Pakistan’s army chief meets with US defense secretary

ISLAMABAD (AP) — Pakistan’s powerful military chief met Wednesday in Washington with U.S. Defense Secretary Lloyd Austin and other security and government officials, the military said. Qamar Javed Bajwa’s trip to the United States comes weeks before he’s expected to retire after an extended six-year tenure. Although Pakistan has been ruled by the elected civilian […]
1 day ago
A malnourished child sits at a clinic in Dollow, Somalia, on Wednesday, Sept. 21, 2022. Within week...
Associated Press

EXPLAINER: A look at famine and its toll as Somalia at risk

DOLLOW, Somalia (AP) — Within weeks, a famine could be declared in Somalia, affecting more than 850,000 people in two of the country’s worst drought-affected areas plus thousands of people in displacement camps. Such a declaration by the United Nations and partners is rare and a sign of the dire consequences from the worst drought […]
1 day ago

Sponsored Articles

Anacortes Christmas Tree...

Come one, come all! Food, Drink, and Coastal Christmas – Anacortes has it all!

Come celebrate Anacortes’ 11th annual Bier on the Pier! Bier on the Pier takes place on October 7th and 8th and features local ciders, food trucks and live music - not to mention the beautiful views of the Guemes Channel and backdrop of downtown Anacortes.
Swedish Cyberknife Treatment...

The revolutionary treatment of Swedish CyberKnife provides better quality of life for majority of patients
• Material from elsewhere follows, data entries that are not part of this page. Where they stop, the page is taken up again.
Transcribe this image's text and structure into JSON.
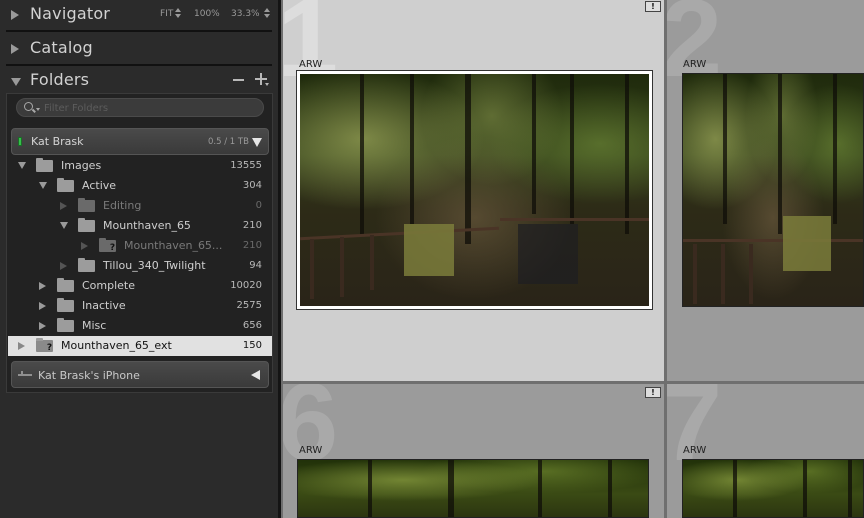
{
  "navigator": {
    "title": "Navigator",
    "zoom_options": [
      "FIT",
      "100%",
      "33.3%"
    ]
  },
  "catalog": {
    "title": "Catalog"
  },
  "folders": {
    "title": "Folders",
    "filter_placeholder": "Filter Folders",
    "volume": {
      "name": "Kat Brask",
      "usage": "0.5 / 1 TB",
      "status_color": "#35c04a"
    },
    "tree": [
      {
        "name": "Images",
        "count": "13555",
        "state": "expanded"
      },
      {
        "name": "Active",
        "count": "304",
        "state": "expanded"
      },
      {
        "name": "Editing",
        "count": "0",
        "state": "empty"
      },
      {
        "name": "Mounthaven_65",
        "count": "210",
        "state": "expanded"
      },
      {
        "name": "Mounthaven_65...",
        "count": "210",
        "state": "missing"
      },
      {
        "name": "Tillou_340_Twilight",
        "count": "94",
        "state": "collapsed"
      },
      {
        "name": "Complete",
        "count": "10020",
        "state": "collapsed"
      },
      {
        "name": "Inactive",
        "count": "2575",
        "state": "collapsed"
      },
      {
        "name": "Misc",
        "count": "656",
        "state": "collapsed"
      },
      {
        "name": "Mounthaven_65_ext",
        "count": "150",
        "state": "selected-missing"
      }
    ],
    "device": {
      "name": "Kat Brask's iPhone"
    }
  },
  "grid": {
    "cells": [
      {
        "index": "1",
        "ext": "ARW",
        "badge": "!",
        "selected": true
      },
      {
        "index": "2",
        "ext": "ARW",
        "badge": "",
        "selected": false
      },
      {
        "index": "6",
        "ext": "ARW",
        "badge": "!",
        "selected": false
      },
      {
        "index": "7",
        "ext": "ARW",
        "badge": "",
        "selected": false
      }
    ]
  },
  "colors": {
    "panel_bg": "#2b2b2b",
    "selected_row": "#e1e1e1",
    "selected_cell": "#cfcfcf",
    "cell_bg": "#9b9b9b"
  }
}
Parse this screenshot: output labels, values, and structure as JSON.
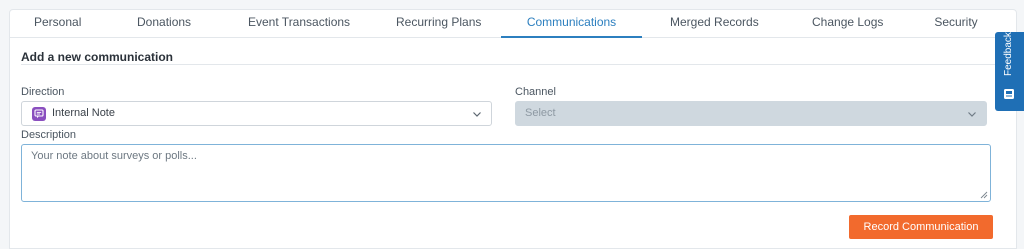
{
  "tabs": [
    {
      "label": "Personal"
    },
    {
      "label": "Donations"
    },
    {
      "label": "Event Transactions"
    },
    {
      "label": "Recurring Plans"
    },
    {
      "label": "Communications",
      "active": true
    },
    {
      "label": "Merged Records"
    },
    {
      "label": "Change Logs"
    },
    {
      "label": "Security"
    }
  ],
  "form": {
    "section_title": "Add a new communication",
    "direction": {
      "label": "Direction",
      "value": "Internal Note",
      "icon": "note-icon"
    },
    "channel": {
      "label": "Channel",
      "placeholder": "Select",
      "disabled": true
    },
    "description": {
      "label": "Description",
      "placeholder": "Your note about surveys or polls..."
    },
    "submit_label": "Record Communication"
  },
  "feedback": {
    "label": "Feedback"
  },
  "colors": {
    "accent": "#2c7fbf",
    "primary_button": "#f26a2d",
    "feedback_tab": "#1f6fb5",
    "note_icon": "#8a4fbf"
  }
}
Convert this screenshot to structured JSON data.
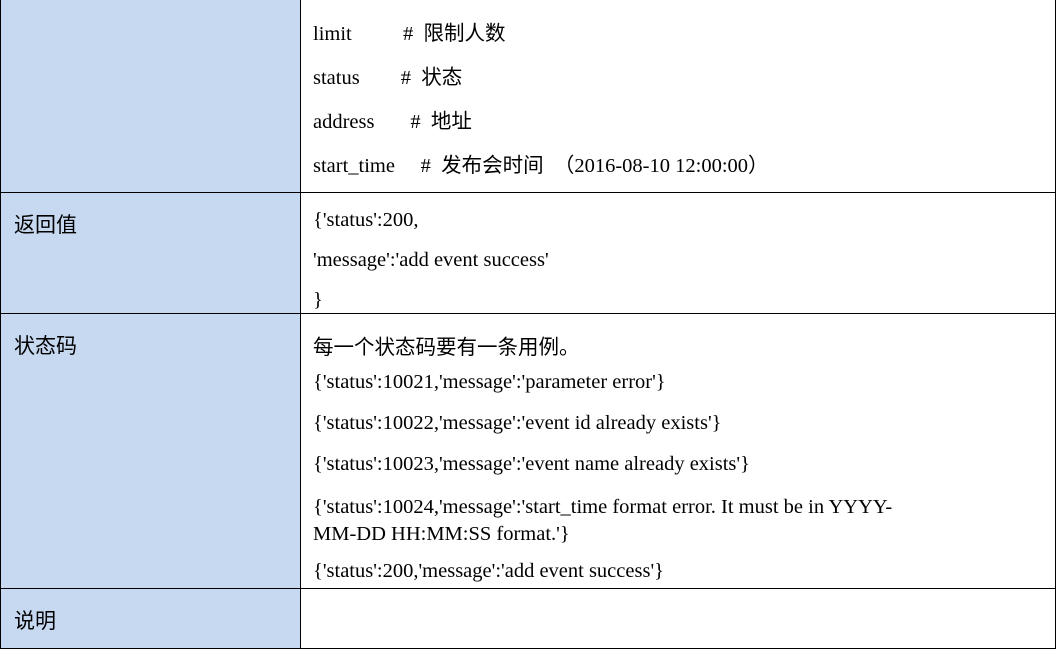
{
  "rows": [
    {
      "label": "",
      "lines": [
        "limit          #  限制人数",
        "status        #  状态",
        "address       #  地址",
        "start_time     #  发布会时间  （2016-08-10 12:00:00）"
      ]
    },
    {
      "label": "返回值",
      "lines": [
        "{'status':200,",
        "'message':'add event success'",
        "}"
      ]
    },
    {
      "label": "状态码",
      "lines": [
        "每一个状态码要有一条用例。",
        "{'status':10021,'message':'parameter error'}",
        "{'status':10022,'message':'event id already exists'}",
        "{'status':10023,'message':'event name already exists'}",
        "{'status':10024,'message':'start_time format error. It must be in YYYY-MM-DD HH:MM:SS format.'}",
        "{'status':200,'message':'add event success'}"
      ]
    },
    {
      "label": "说明",
      "lines": []
    }
  ]
}
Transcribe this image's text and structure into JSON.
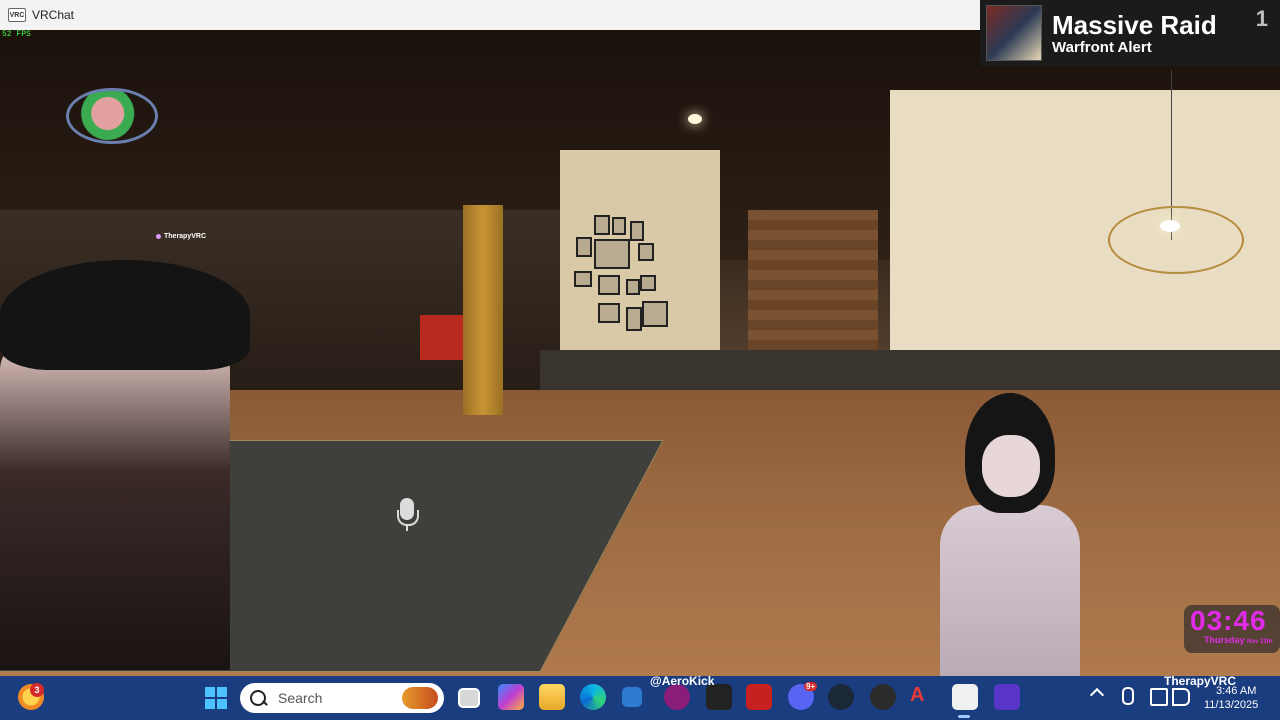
{
  "window": {
    "title": "VRChat",
    "app_icon_text": "VRC"
  },
  "viewport": {
    "fps_text": "52 FPS",
    "nametag": "TherapyVRC"
  },
  "notification": {
    "title": "Massive Raid",
    "subtitle": "Warfront Alert",
    "count": "1"
  },
  "clock_widget": {
    "time": "03:46",
    "day": "Thursday",
    "date_small": "Nov 13th",
    "color": "#e02ce6"
  },
  "taskbar": {
    "weather_badge": "3",
    "search_placeholder": "Search",
    "kick_label": "@AeroKick",
    "user_label": "TherapyVRC",
    "time": "3:46 AM",
    "date": "11/13/2025",
    "discord_badge": "9+",
    "apps": [
      "file-explorer-icon",
      "copilot-icon",
      "folder-icon",
      "edge-icon",
      "store-icon",
      "kick-icon",
      "epic-games-icon",
      "voicemeeter-icon",
      "discord-icon",
      "steam-icon",
      "obs-icon",
      "aero-icon",
      "vrchat-icon",
      "vr-icon"
    ]
  },
  "colors": {
    "taskbar": "#1a3d80",
    "accent": "#4cc2ff"
  }
}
There are a wide variety of treatments options available for men with prostate cancer. One of the most technologically advanced treatment options in the Pacific Northwest is Stereotactic Body Radiation Therapy using the CyberKnife platform at Swedish Medical Center.
Work at Zum Services...

Seattle Public Schools announces three-year contract with Zum

Seattle Public Schools just announced a three-year contract with a brand-new company to the Pacific Northwest to assist with their student transportation: Zum.
Swedish Cyberknife 900x506...

June is Men’s Health Month: Here’s Why It’s Important To Speak About Your Health

According to the Centers for Disease Control and Prevention, men in the United States, on average, die five years earlier than women.
...

Anacortes – A Must Visit Summertime Destination

While Anacortes is certainly on the way to the San Juan Islands (SJI), it is not just a destination to get to the ferry… Anacortes is a destination in and of itself!
...

Ready for your 2022 Alaskan Adventure with Celebrity Cruises?

Celebrity Cruises SPONSORED — A round-trip Alaska cruise from Seattle is an amazing treat for you and a loved one. Not only are you able to see and explore some of the most incredible and visually appealing natural sights on the planet, but you’re also able to relax and re-energize while aboard a luxury cruise […]
Rebuilding tornado-ravaged Kentucky town could take years